Rep. Allen West on Tuesday conceded he has lost his bid for re-election to Congress, saying that while questions about the vote count remained, he was unlikely to close the gap between him and Patrick Murphy, his Democratic challenger.
His concession came hours before the state was to certify the results in the race, and heads off what was shaping up to be a costly legal battle.
Saying he still had questions about St. Lucie and Palm Beach County vote tallies, Mr. West said that there weren’t enough contested ballots to make up the gap with Mr. Murphy, who led by more than 1,900 votes in the preliminary tally and 2,000 votes if a partial recount was considered.
“While a contest of the election results might have changed the vote totals, we do not have evidence that the outcome would change,” Mr. West said in a statement to news outlets. “Given the extremely high evidentiary hurdles involved in a successful challenge, I will not ask my generous supporters to help fund a drawn-out, expensive legal effort with little chance of success. Therefore, we will not contest the certification or challenge the seating of Congressman-Elect Murphy.
In an email to supporters Mr. Murphy called the concession “gracious” and said he’ll continue the preparations he’s already begun making to be ready to take the seat Jan. 3, when the next Congress is sworn in.
“I campaigned on a message that reaching across the aisle is as important in this district as it is in Washington,” he said. “To those who supported my opponent, my door is open and I want to hear your voice.”
Mr. West won his seat in the 2010 tea party wave that powered Republicans to control of the House and was one of two black Republicans to win seats that year.
The former Army officer was a tea party favorite and made his mark in the House immediately by questioning Republican leaders’ decision to schedule more time for lawmakers to be back in their home districts and less time for them to be in Washington.
His 2012 campaign was one of the most-watched House races in the country, and also one of the harshest. He and Mr. Murphy traded barbs over each other’s run-ins with higher authorities, and questioned each other’s fitness to serve.
Both sides had been raising cash for a protracted legal battle, but Mr. West’s decision heads that off.

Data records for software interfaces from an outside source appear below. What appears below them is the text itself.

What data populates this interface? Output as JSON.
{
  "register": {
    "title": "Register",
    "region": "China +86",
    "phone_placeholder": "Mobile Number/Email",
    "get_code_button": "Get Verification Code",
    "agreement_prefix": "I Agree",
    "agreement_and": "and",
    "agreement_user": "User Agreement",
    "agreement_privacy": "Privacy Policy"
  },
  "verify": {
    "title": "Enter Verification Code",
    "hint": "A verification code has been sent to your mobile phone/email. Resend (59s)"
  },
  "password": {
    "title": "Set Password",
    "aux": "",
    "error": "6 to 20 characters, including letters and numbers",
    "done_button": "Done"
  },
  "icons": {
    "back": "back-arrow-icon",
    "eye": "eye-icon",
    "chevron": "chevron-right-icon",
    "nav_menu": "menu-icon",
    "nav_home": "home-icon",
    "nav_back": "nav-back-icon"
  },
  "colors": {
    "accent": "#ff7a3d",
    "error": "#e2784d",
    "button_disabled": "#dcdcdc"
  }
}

He had been protesting the vote count in St. Lucie County in particular, where officials admitted they bungled the count of early-voting ballots and have now conducted two separate recounts.
Still, the tally as of Tuesday morning left Mr. West more than a half percentage-point behind Mr. Murphy, and he acknowledged that gap was unlikely to close enough even with a full recount of all precincts spread across three counties.